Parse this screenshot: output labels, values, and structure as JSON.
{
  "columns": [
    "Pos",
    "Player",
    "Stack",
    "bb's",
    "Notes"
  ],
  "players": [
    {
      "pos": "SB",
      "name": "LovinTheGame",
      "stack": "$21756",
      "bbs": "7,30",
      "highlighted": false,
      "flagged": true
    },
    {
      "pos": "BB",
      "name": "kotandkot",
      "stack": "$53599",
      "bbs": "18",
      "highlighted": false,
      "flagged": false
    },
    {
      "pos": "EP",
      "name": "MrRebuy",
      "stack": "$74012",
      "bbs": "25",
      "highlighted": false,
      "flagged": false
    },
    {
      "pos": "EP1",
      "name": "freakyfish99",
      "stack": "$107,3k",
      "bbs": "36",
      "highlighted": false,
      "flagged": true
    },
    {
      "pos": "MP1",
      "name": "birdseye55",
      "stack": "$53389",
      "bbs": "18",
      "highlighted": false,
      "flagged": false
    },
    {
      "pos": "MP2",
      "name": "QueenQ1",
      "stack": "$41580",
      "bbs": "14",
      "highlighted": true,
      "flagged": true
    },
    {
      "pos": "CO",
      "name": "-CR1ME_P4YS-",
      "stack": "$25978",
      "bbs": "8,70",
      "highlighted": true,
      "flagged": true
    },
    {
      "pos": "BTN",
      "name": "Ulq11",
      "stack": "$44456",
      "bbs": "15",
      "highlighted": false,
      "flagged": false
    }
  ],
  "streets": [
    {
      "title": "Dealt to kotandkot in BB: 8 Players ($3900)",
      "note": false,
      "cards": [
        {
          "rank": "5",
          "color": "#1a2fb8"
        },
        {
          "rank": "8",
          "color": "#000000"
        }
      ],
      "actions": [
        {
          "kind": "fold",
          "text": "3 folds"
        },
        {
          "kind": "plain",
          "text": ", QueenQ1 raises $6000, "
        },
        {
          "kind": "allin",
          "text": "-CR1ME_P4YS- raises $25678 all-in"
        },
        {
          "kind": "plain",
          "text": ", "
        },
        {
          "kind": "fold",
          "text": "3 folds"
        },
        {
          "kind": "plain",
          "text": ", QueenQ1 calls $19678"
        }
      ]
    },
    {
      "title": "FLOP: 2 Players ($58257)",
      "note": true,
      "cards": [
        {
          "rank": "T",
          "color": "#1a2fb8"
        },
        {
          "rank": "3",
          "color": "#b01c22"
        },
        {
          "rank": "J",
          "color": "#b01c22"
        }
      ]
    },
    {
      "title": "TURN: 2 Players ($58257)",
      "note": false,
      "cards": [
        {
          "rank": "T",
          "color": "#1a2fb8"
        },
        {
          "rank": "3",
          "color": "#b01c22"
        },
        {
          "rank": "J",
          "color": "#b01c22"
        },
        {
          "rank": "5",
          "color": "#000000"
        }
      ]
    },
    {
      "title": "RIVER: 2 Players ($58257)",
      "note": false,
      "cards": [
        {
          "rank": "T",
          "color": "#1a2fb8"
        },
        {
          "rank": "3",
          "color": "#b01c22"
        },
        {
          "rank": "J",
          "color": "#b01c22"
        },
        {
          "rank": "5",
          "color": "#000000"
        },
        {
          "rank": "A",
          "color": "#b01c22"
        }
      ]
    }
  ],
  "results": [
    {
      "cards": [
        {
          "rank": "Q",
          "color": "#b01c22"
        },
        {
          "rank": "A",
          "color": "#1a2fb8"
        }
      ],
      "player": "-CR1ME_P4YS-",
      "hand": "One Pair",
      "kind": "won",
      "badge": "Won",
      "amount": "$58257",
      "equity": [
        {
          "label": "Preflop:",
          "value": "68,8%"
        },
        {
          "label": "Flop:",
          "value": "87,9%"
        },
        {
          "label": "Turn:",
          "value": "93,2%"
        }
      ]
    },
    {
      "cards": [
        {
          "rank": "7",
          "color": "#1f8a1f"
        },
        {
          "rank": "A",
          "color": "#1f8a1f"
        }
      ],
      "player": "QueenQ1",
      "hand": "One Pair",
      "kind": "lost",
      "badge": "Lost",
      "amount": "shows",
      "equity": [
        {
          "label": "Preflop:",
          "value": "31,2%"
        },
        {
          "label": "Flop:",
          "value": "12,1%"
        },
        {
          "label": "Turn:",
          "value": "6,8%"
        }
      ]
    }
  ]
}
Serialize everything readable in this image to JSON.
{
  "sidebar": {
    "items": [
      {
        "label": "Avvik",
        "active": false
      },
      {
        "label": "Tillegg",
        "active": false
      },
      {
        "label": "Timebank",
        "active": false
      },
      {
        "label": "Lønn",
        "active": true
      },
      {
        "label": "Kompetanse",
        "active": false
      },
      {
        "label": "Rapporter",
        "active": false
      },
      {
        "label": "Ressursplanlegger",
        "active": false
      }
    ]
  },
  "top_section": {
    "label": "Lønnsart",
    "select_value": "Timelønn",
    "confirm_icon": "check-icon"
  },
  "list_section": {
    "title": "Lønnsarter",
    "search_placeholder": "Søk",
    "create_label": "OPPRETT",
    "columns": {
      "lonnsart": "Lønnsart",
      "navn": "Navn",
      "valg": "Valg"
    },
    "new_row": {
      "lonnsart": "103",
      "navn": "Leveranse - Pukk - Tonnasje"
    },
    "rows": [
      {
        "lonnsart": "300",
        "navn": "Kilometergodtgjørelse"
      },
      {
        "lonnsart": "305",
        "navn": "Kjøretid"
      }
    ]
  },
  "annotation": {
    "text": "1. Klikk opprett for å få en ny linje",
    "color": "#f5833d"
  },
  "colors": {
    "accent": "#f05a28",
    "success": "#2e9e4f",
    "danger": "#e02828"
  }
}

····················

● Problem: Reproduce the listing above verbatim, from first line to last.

● Solution below:
Parse this screenshot: output labels, values, and structure as JSON.
{
  "columns": [
    "Pos",
    "Player",
    "Stack",
    "bb's",
    "Notes"
  ],
  "players": [
    {
      "pos": "SB",
      "name": "LovinTheGame",
      "stack": "$21756",
      "bbs": "7,30",
      "highlighted": false,
      "flagged": true
    },
    {
      "pos": "BB",
      "name": "kotandkot",
      "stack": "$53599",
      "bbs": "18",
      "highlighted": false,
      "flagged": false
    },
    {
      "pos": "EP",
      "name": "MrRebuy",
      "stack": "$74012",
      "bbs": "25",
      "highlighted": false,
      "flagged": false
    },
    {
      "pos": "EP1",
      "name": "freakyfish99",
      "stack": "$107,3k",
      "bbs": "36",
      "highlighted": false,
      "flagged": true
    },
    {
      "pos": "MP1",
      "name": "birdseye55",
      "stack": "$53389",
      "bbs": "18",
      "highlighted": false,
      "flagged": false
    },
    {
      "pos": "MP2",
      "name": "QueenQ1",
      "stack": "$41580",
      "bbs": "14",
      "highlighted": true,
      "flagged": true
    },
    {
      "pos": "CO",
      "name": "-CR1ME_P4YS-",
      "stack": "$25978",
      "bbs": "8,70",
      "highlighted": true,
      "flagged": true
    },
    {
      "pos": "BTN",
      "name": "Ulq11",
      "stack": "$44456",
      "bbs": "15",
      "highlighted": false,
      "flagged": false
    }
  ],
  "streets": [
    {
      "title": "Dealt to kotandkot in BB: 8 Players ($3900)",
      "note": false,
      "cards": [
        {
          "rank": "5",
          "color": "#1a2fb8"
        },
        {
          "rank": "8",
          "color": "#000000"
        }
      ],
      "actions": [
        {
          "kind": "fold",
          "text": "3 folds"
        },
        {
          "kind": "plain",
          "text": ", QueenQ1 raises $6000, "
        },
        {
          "kind": "allin",
          "text": "-CR1ME_P4YS- raises $25678 all-in"
        },
        {
          "kind": "plain",
          "text": ", "
        },
        {
          "kind": "fold",
          "text": "3 folds"
        },
        {
          "kind": "plain",
          "text": ", QueenQ1 calls $19678"
        }
      ]
    },
    {
      "title": "FLOP: 2 Players ($58257)",
      "note": true,
      "cards": [
        {
          "rank": "T",
          "color": "#1a2fb8"
        },
        {
          "rank": "3",
          "color": "#b01c22"
        },
        {
          "rank": "J",
          "color": "#b01c22"
        }
      ]
    },
    {
      "title": "TURN: 2 Players ($58257)",
      "note": false,
      "cards": [
        {
          "rank": "T",
          "color": "#1a2fb8"
        },
        {
          "rank": "3",
          "color": "#b01c22"
        },
        {
          "rank": "J",
          "color": "#b01c22"
        },
        {
          "rank": "5",
          "color": "#000000"
        }
      ]
    },
    {
      "title": "RIVER: 2 Players ($58257)",
      "note": false,
      "cards": [
        {
          "rank": "T",
          "color": "#1a2fb8"
        },
        {
          "rank": "3",
          "color": "#b01c22"
        },
        {
          "rank": "J",
          "color": "#b01c22"
        },
        {
          "rank": "5",
          "color": "#000000"
        },
        {
          "rank": "A",
          "color": "#b01c22"
        }
      ]
    }
  ],
  "results": [
    {
      "cards": [
        {
          "rank": "Q",
          "color": "#b01c22"
        },
        {
          "rank": "A",
          "color": "#1a2fb8"
        }
      ],
      "player": "-CR1ME_P4YS-",
      "hand": "One Pair",
      "kind": "won",
      "badge": "Won",
      "amount": "$58257",
      "equity": [
        {
          "label": "Preflop:",
          "value": "68,8%"
        },
        {
          "label": "Flop:",
          "value": "87,9%"
        },
        {
          "label": "Turn:",
          "value": "93,2%"
        }
      ]
    },
    {
      "cards": [
        {
          "rank": "7",
          "color": "#1f8a1f"
        },
        {
          "rank": "A",
          "color": "#1f8a1f"
        }
      ],
      "player": "QueenQ1",
      "hand": "One Pair",
      "kind": "lost",
      "badge": "Lost",
      "amount": "shows",
      "equity": [
        {
          "label": "Preflop:",
          "value": "31,2%"
        },
        {
          "label": "Flop:",
          "value": "12,1%"
        },
        {
          "label": "Turn:",
          "value": "6,8%"
        }
      ]
    }
  ]
}
Serialize everything readable in this image to JSON.
{
  "sidebar": {
    "items": [
      {
        "label": "Avvik",
        "active": false
      },
      {
        "label": "Tillegg",
        "active": false
      },
      {
        "label": "Timebank",
        "active": false
      },
      {
        "label": "Lønn",
        "active": true
      },
      {
        "label": "Kompetanse",
        "active": false
      },
      {
        "label": "Rapporter",
        "active": false
      },
      {
        "label": "Ressursplanlegger",
        "active": false
      }
    ]
  },
  "top_section": {
    "label": "Lønnsart",
    "select_value": "Timelønn",
    "confirm_icon": "check-icon"
  },
  "list_section": {
    "title": "Lønnsarter",
    "search_placeholder": "Søk",
    "create_label": "OPPRETT",
    "columns": {
      "lonnsart": "Lønnsart",
      "navn": "Navn",
      "valg": "Valg"
    },
    "new_row": {
      "lonnsart": "103",
      "navn": "Leveranse - Pukk - Tonnasje"
    },
    "rows": [
      {
        "lonnsart": "300",
        "navn": "Kilometergodtgjørelse"
      },
      {
        "lonnsart": "305",
        "navn": "Kjøretid"
      }
    ]
  },
  "annotation": {
    "text": "1. Klikk opprett for å få en ny linje",
    "color": "#f5833d"
  },
  "colors": {
    "accent": "#f05a28",
    "success": "#2e9e4f",
    "danger": "#e02828"
  }
}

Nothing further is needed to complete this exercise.